Lexington, KY --- A Kentucky lawmaker has introduced legislation that would effectively allow the progeny of Standardbreds not sired by Kentucky stallions to participate in the Kentucky Sires Stakes program.
The bill, filed by Republican Sen. Damon Thayer, strikes statutory language that defines a Kentucky-bred Standardbred as one having been sired by a stallion standing in the state. It allows the Kentucky Horse Racing Commission to adopt rules to determine eligibility, residency, and registration of mares and their progeny.
Standardbred stakeholders in the state have held meetings to find ways to beef up the Kentucky Sires Stakes, which is supported by harness racing’s share of the Breeders’ Incentive Fund. They money, about $2 million a year, fund the sires stakes program.
Advocates would like to open the program to horses sired by stallions in other states. There would be residency requirements for mares.
“Some of the Standardbred guys said the sires stakes as structured are not attracting stallions to the state,” Thayer said. “Statutory and regulatory changes are needed to alter the definition of Kentucky-bred horses.
“I have some reservations about that, but it is their program, and they feel it needs to be changed.”

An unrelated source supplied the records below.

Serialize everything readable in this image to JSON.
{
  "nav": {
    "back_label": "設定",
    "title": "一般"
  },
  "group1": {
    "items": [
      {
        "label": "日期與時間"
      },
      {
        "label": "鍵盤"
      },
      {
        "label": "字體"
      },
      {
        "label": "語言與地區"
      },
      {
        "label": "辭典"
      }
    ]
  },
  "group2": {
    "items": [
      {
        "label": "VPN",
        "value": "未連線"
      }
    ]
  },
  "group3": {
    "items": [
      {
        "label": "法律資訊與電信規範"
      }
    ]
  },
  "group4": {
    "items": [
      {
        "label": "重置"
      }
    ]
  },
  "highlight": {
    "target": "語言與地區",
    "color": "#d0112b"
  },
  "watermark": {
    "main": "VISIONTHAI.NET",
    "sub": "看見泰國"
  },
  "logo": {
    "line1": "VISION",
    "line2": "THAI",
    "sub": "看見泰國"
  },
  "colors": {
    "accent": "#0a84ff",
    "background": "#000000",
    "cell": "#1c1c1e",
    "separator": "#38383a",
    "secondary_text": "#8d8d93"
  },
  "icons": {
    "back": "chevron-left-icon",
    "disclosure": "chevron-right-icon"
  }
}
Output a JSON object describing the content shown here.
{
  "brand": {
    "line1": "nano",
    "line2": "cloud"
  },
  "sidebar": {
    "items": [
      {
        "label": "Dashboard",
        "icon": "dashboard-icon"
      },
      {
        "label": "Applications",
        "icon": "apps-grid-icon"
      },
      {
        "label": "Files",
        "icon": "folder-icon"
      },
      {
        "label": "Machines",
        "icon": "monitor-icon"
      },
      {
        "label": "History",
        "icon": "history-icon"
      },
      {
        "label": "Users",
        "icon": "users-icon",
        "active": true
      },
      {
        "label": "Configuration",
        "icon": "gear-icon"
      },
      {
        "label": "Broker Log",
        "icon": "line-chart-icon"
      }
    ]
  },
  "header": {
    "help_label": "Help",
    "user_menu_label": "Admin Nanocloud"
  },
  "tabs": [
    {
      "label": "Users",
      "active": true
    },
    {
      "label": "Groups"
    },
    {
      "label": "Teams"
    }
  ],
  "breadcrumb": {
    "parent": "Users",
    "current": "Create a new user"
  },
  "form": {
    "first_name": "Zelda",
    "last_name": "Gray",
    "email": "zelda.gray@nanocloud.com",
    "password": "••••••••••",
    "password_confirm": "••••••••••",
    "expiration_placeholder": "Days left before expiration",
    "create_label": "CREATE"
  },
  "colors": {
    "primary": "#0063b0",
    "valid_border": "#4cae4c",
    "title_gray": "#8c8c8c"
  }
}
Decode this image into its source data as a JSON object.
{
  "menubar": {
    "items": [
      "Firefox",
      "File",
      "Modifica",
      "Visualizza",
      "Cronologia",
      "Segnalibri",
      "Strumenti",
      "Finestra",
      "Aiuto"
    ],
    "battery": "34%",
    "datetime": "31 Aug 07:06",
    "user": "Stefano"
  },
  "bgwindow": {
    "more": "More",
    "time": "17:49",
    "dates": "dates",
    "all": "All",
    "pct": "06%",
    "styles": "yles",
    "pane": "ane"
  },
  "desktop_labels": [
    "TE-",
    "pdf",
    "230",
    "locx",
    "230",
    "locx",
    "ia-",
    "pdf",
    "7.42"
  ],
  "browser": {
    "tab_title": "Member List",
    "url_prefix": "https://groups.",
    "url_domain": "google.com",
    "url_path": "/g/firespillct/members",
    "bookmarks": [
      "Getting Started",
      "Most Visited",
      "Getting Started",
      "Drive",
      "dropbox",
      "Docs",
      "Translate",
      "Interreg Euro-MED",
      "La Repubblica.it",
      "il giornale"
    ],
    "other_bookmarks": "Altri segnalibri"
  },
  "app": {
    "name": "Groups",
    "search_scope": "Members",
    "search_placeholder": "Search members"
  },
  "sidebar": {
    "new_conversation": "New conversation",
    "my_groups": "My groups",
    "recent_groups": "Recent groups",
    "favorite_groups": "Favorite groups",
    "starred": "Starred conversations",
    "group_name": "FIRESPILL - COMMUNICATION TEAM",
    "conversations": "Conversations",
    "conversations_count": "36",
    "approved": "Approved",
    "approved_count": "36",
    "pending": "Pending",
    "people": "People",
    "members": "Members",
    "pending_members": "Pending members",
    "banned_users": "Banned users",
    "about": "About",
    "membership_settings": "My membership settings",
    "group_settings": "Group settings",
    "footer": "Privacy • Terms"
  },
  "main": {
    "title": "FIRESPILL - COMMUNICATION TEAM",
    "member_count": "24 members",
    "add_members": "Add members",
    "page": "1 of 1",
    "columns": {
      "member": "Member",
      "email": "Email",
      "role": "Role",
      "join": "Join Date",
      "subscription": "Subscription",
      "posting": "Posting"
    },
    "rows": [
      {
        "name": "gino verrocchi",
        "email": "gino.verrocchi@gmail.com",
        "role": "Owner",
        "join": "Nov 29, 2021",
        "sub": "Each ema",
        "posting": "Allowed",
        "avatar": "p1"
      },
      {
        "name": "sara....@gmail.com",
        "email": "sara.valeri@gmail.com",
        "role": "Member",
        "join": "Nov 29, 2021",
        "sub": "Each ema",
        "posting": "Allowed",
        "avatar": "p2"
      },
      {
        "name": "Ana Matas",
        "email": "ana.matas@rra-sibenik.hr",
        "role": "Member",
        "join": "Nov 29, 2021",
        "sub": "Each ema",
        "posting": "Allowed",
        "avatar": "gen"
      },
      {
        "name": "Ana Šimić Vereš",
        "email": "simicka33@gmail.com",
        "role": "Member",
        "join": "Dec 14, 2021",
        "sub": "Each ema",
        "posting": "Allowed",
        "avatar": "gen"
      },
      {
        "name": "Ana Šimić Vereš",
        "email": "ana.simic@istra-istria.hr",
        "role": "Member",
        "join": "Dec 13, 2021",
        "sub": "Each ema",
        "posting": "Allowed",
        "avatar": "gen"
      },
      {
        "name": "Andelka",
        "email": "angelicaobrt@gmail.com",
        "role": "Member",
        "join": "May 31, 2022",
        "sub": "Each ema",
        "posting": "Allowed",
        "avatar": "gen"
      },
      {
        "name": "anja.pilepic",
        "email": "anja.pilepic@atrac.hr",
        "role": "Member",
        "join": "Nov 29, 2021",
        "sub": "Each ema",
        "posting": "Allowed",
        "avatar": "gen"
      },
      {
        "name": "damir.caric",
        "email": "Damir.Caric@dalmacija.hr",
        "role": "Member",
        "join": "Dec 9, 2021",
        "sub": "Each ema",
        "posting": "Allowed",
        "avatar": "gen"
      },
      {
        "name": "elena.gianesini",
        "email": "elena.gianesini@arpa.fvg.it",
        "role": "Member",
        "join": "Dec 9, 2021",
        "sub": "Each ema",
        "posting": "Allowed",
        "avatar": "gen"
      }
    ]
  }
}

Eliminations and finals for the Kentucky Sires Stakes, for 2- and 3-year-old trotters and pacers, are raced in August and early September at The Red Mile each year.